Connor Macleod (Christopher Lambert) is a happy Scot during the 16th century… that is, until he realises he is immortal. Forced to leave his village, Connor tries to live a happy, simple life with his wife, but Juan “Yoda” Sanchez (Sean Connery) arrives to train him and teach him how to prepare for the Gathering (apparently, There Can Be Only One). As Sanchez gets killed by barbarian Kurgan (Clancy Brown), and centuries go by, Connor learns how to survive, beheading other immortals, until time comes to take revenge over the Kurgan…

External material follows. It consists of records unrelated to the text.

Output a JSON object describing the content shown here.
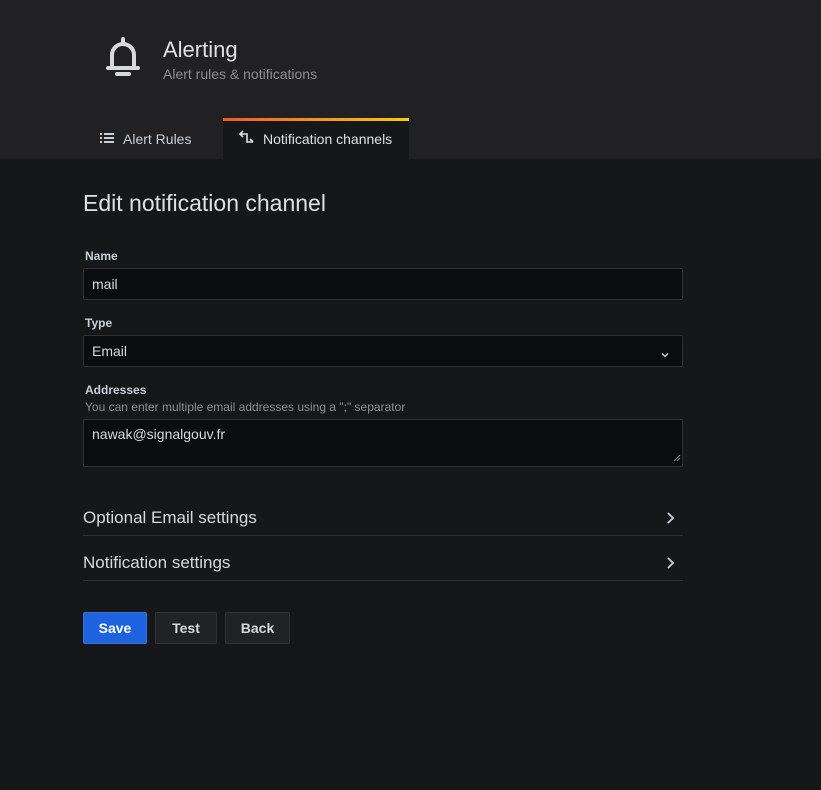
{
  "header": {
    "title": "Alerting",
    "subtitle": "Alert rules & notifications",
    "icon": "bell-icon"
  },
  "tabs": [
    {
      "label": "Alert Rules",
      "icon": "list-icon",
      "active": false
    },
    {
      "label": "Notification channels",
      "icon": "channel-icon",
      "active": true
    }
  ],
  "form": {
    "title": "Edit notification channel",
    "name": {
      "label": "Name",
      "value": "mail"
    },
    "type": {
      "label": "Type",
      "value": "Email"
    },
    "addresses": {
      "label": "Addresses",
      "description": "You can enter multiple email addresses using a \";\" separator",
      "value": "nawak@signalgouv.fr"
    },
    "sections": [
      {
        "label": "Optional Email settings"
      },
      {
        "label": "Notification settings"
      }
    ]
  },
  "buttons": {
    "save": "Save",
    "test": "Test",
    "back": "Back"
  },
  "colors": {
    "primary": "#1f62e0",
    "tab_accent_start": "#f05a28",
    "tab_accent_end": "#fbca0a",
    "background": "#161719",
    "header_background": "#212124"
  }
}
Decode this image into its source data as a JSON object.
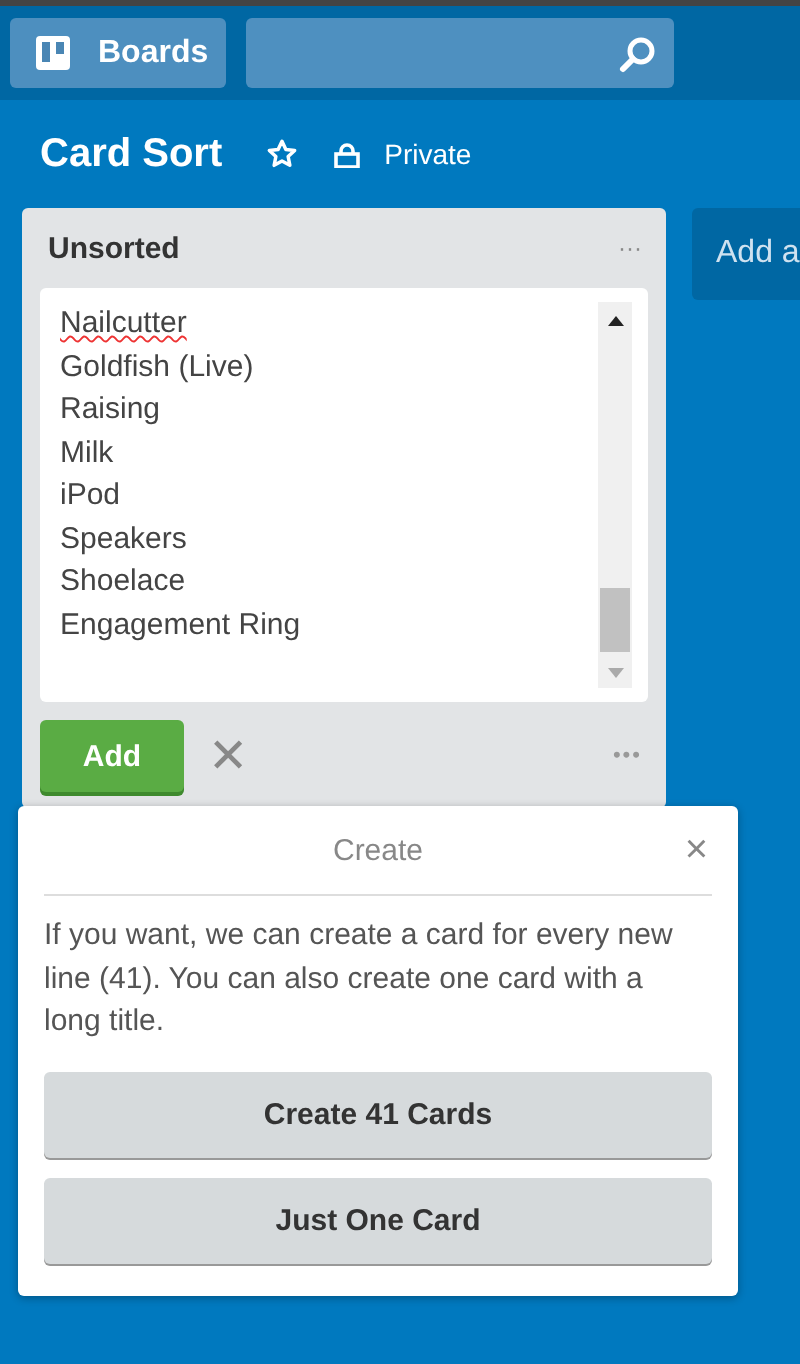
{
  "header": {
    "boards_button": "Boards"
  },
  "board": {
    "title": "Card Sort",
    "starred": false,
    "visibility": "Private"
  },
  "list": {
    "title": "Unsorted",
    "menu": "···",
    "card_input": {
      "lines": [
        {
          "text": "Nailcutter",
          "misspelled": true
        },
        {
          "text": "Goldfish (Live)",
          "misspelled": false
        },
        {
          "text": "Raising",
          "misspelled": false
        },
        {
          "text": "Milk",
          "misspelled": false
        },
        {
          "text": "iPod",
          "misspelled": false
        },
        {
          "text": "Speakers",
          "misspelled": false
        },
        {
          "text": "Shoelace",
          "misspelled": false
        },
        {
          "text": "Engagement Ring",
          "misspelled": false
        }
      ]
    },
    "add_button": "Add",
    "close": "✕",
    "more": "•••"
  },
  "add_list": "Add a",
  "popover": {
    "title": "Create",
    "close": "×",
    "message": "If you want, we can create a card for every new line (41). You can also create one card with a long title.",
    "buttons": [
      "Create 41 Cards",
      "Just One Card"
    ]
  }
}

It is now cool to hate Highlander – the acting (exception to Connery) has more wood than the Amazon, the dialogue is laughable even by 80s standards, the special effects haven’t aged well, and don’t get us started on the transitions between present and past (though, we are sure, they were pretty wicked in 1986.) But one can’t deny there’s something in the film that makes it more than a cheesy guilty pleasure. Maybe it’s its premise; maybe it’s the sword fight sequences in 80s New York; or maybe it’s the faultless Queen’s soundtrack (Heeeeeeeere we are!) You may even feel moved when Connor says goodbye to old wife, Heather, as she dies and he doesn’t seem a day older – immortality, after all, doesn’t seem to be as great as its marketing. If the remake ever happens, we may see its potential come to fruition… or blow on a 3D CGI orgy, as we doubt a middle ground is possible with this story. In the meantime, Highlander is what we have, and if you dare to brave Lambert’s lack of charisma for 100 minutes, well, aren’t you a good cinephile.
To watch it in all its 80s splendour, get Studiocanal’s 4K restoration in DVD & Bluray. Extra wise, the new interviews with Lambert and Mulcahy are good, some deleted scenes (though some cases are just different edits to already existing scenes), an audio commentary with Russell Mulcahy, and a delicious making off doc in 4 parts.
Highlander is out on DVD & Blu-ray on 11th July 2016.